## WORK TASK
Print each record exactly as it appears, but drop the images.

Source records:
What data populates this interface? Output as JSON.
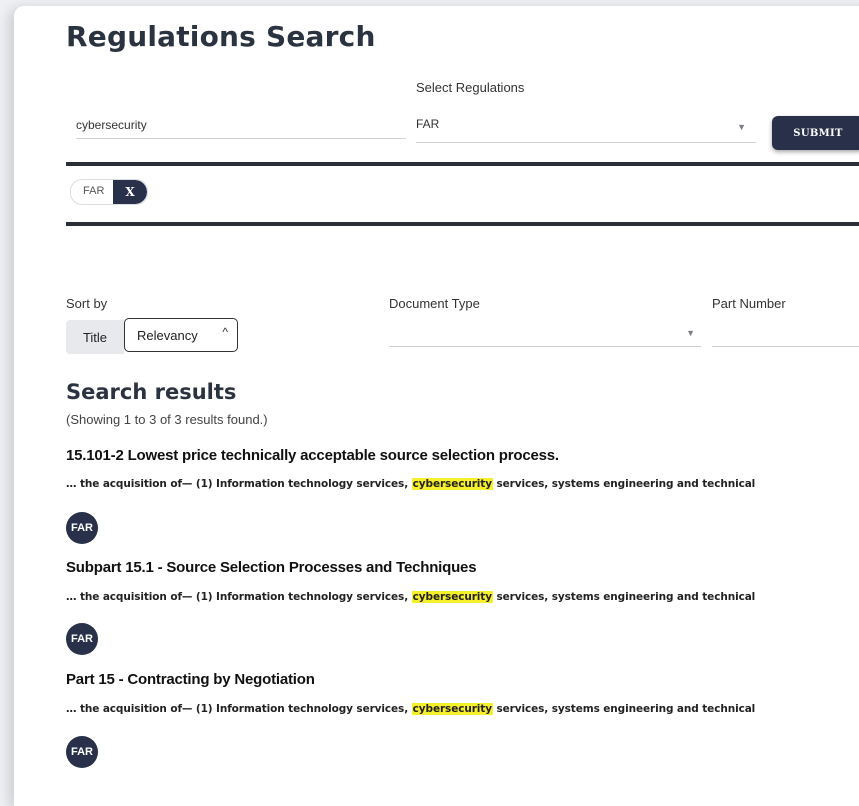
{
  "page": {
    "title": "Regulations Search"
  },
  "search": {
    "query": "cybersecurity",
    "regulations_label": "Select Regulations",
    "regulations_value": "FAR",
    "submit_label": "SUBMIT"
  },
  "filters": {
    "chips": [
      {
        "label": "FAR",
        "remove_label": "X"
      }
    ]
  },
  "sort": {
    "label": "Sort by",
    "title_option": "Title",
    "selected": "Relevancy"
  },
  "document_type": {
    "label": "Document Type",
    "value": ""
  },
  "part_number": {
    "label": "Part Number",
    "value": ""
  },
  "results": {
    "heading": "Search results",
    "summary": "(Showing 1 to 3 of 3 results found.)",
    "items": [
      {
        "title": "15.101-2 Lowest price technically acceptable source selection process.",
        "snippet_before": "… the acquisition of— (1) Information technology services, ",
        "snippet_highlight": "cybersecurity",
        "snippet_after": " services, systems engineering and technical",
        "badge": "FAR"
      },
      {
        "title": "Subpart 15.1 - Source Selection Processes and Techniques",
        "snippet_before": "… the acquisition of— (1) Information technology services, ",
        "snippet_highlight": "cybersecurity",
        "snippet_after": " services, systems engineering and technical",
        "badge": "FAR"
      },
      {
        "title": "Part 15 - Contracting by Negotiation",
        "snippet_before": "… the acquisition of— (1) Information technology services, ",
        "snippet_highlight": "cybersecurity",
        "snippet_after": " services, systems engineering and technical",
        "badge": "FAR"
      }
    ]
  }
}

## RESULT OF THE EXERCISE
What data populates this interface? Output as JSON.
{
  "page": {
    "title": "Regulations Search"
  },
  "search": {
    "query": "cybersecurity",
    "regulations_label": "Select Regulations",
    "regulations_value": "FAR",
    "submit_label": "SUBMIT"
  },
  "filters": {
    "chips": [
      {
        "label": "FAR",
        "remove_label": "X"
      }
    ]
  },
  "sort": {
    "label": "Sort by",
    "title_option": "Title",
    "selected": "Relevancy"
  },
  "document_type": {
    "label": "Document Type",
    "value": ""
  },
  "part_number": {
    "label": "Part Number",
    "value": ""
  },
  "results": {
    "heading": "Search results",
    "summary": "(Showing 1 to 3 of 3 results found.)",
    "items": [
      {
        "title": "15.101-2 Lowest price technically acceptable source selection process.",
        "snippet_before": "… the acquisition of— (1) Information technology services, ",
        "snippet_highlight": "cybersecurity",
        "snippet_after": " services, systems engineering and technical",
        "badge": "FAR"
      },
      {
        "title": "Subpart 15.1 - Source Selection Processes and Techniques",
        "snippet_before": "… the acquisition of— (1) Information technology services, ",
        "snippet_highlight": "cybersecurity",
        "snippet_after": " services, systems engineering and technical",
        "badge": "FAR"
      },
      {
        "title": "Part 15 - Contracting by Negotiation",
        "snippet_before": "… the acquisition of— (1) Information technology services, ",
        "snippet_highlight": "cybersecurity",
        "snippet_after": " services, systems engineering and technical",
        "badge": "FAR"
      }
    ]
  }
}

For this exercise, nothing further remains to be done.